→ WORK TO COMPLETE: All of the data is to be copied word for word.

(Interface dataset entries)
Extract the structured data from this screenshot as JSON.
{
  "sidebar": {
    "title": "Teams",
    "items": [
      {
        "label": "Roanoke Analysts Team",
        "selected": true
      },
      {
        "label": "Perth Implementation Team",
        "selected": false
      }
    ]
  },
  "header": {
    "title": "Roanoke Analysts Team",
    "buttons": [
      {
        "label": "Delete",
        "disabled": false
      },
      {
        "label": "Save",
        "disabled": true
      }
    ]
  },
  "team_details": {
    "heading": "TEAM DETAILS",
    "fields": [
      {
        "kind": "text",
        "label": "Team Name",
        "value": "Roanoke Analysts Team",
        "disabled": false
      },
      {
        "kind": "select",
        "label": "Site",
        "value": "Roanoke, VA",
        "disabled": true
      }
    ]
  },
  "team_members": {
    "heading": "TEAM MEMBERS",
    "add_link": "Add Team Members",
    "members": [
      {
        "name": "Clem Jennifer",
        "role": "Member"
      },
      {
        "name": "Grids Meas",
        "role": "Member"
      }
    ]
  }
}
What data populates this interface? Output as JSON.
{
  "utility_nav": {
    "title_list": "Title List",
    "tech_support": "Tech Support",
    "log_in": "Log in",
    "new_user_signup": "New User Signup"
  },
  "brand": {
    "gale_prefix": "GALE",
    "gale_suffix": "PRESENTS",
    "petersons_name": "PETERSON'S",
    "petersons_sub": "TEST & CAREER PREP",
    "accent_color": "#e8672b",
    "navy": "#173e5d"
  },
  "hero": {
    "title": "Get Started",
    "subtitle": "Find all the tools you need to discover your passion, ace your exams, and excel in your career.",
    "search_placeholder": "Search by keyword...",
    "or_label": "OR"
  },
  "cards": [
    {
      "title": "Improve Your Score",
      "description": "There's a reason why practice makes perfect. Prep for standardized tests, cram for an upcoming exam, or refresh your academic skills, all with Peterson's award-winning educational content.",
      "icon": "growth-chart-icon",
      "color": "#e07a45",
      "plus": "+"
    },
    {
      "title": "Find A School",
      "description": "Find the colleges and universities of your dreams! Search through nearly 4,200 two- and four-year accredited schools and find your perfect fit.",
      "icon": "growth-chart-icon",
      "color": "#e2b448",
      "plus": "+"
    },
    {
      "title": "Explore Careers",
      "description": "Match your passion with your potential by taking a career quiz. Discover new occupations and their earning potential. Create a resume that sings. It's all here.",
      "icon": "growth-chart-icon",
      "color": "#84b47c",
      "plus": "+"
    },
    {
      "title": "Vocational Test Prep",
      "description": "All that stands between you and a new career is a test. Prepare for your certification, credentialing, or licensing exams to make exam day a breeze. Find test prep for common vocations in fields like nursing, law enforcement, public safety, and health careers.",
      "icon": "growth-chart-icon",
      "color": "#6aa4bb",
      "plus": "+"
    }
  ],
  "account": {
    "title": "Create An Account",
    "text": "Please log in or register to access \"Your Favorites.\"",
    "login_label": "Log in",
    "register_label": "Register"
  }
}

→ RESULT:
Extract the structured data from this screenshot as JSON.
{
  "sidebar": {
    "title": "Teams",
    "items": [
      {
        "label": "Roanoke Analysts Team",
        "selected": true
      },
      {
        "label": "Perth Implementation Team",
        "selected": false
      }
    ]
  },
  "header": {
    "title": "Roanoke Analysts Team",
    "buttons": [
      {
        "label": "Delete",
        "disabled": false
      },
      {
        "label": "Save",
        "disabled": true
      }
    ]
  },
  "team_details": {
    "heading": "TEAM DETAILS",
    "fields": [
      {
        "kind": "text",
        "label": "Team Name",
        "value": "Roanoke Analysts Team",
        "disabled": false
      },
      {
        "kind": "select",
        "label": "Site",
        "value": "Roanoke, VA",
        "disabled": true
      }
    ]
  },
  "team_members": {
    "heading": "TEAM MEMBERS",
    "add_link": "Add Team Members",
    "members": [
      {
        "name": "Clem Jennifer",
        "role": "Member"
      },
      {
        "name": "Grids Meas",
        "role": "Member"
      }
    ]
  }
}
What data populates this interface? Output as JSON.
{
  "utility_nav": {
    "title_list": "Title List",
    "tech_support": "Tech Support",
    "log_in": "Log in",
    "new_user_signup": "New User Signup"
  },
  "brand": {
    "gale_prefix": "GALE",
    "gale_suffix": "PRESENTS",
    "petersons_name": "PETERSON'S",
    "petersons_sub": "TEST & CAREER PREP",
    "accent_color": "#e8672b",
    "navy": "#173e5d"
  },
  "hero": {
    "title": "Get Started",
    "subtitle": "Find all the tools you need to discover your passion, ace your exams, and excel in your career.",
    "search_placeholder": "Search by keyword...",
    "or_label": "OR"
  },
  "cards": [
    {
      "title": "Improve Your Score",
      "description": "There's a reason why practice makes perfect. Prep for standardized tests, cram for an upcoming exam, or refresh your academic skills, all with Peterson's award-winning educational content.",
      "icon": "growth-chart-icon",
      "color": "#e07a45",
      "plus": "+"
    },
    {
      "title": "Find A School",
      "description": "Find the colleges and universities of your dreams! Search through nearly 4,200 two- and four-year accredited schools and find your perfect fit.",
      "icon": "growth-chart-icon",
      "color": "#e2b448",
      "plus": "+"
    },
    {
      "title": "Explore Careers",
      "description": "Match your passion with your potential by taking a career quiz. Discover new occupations and their earning potential. Create a resume that sings. It's all here.",
      "icon": "growth-chart-icon",
      "color": "#84b47c",
      "plus": "+"
    },
    {
      "title": "Vocational Test Prep",
      "description": "All that stands between you and a new career is a test. Prepare for your certification, credentialing, or licensing exams to make exam day a breeze. Find test prep for common vocations in fields like nursing, law enforcement, public safety, and health careers.",
      "icon": "growth-chart-icon",
      "color": "#6aa4bb",
      "plus": "+"
    }
  ],
  "account": {
    "title": "Create An Account",
    "text": "Please log in or register to access \"Your Favorites.\"",
    "login_label": "Log in",
    "register_label": "Register"
  }
}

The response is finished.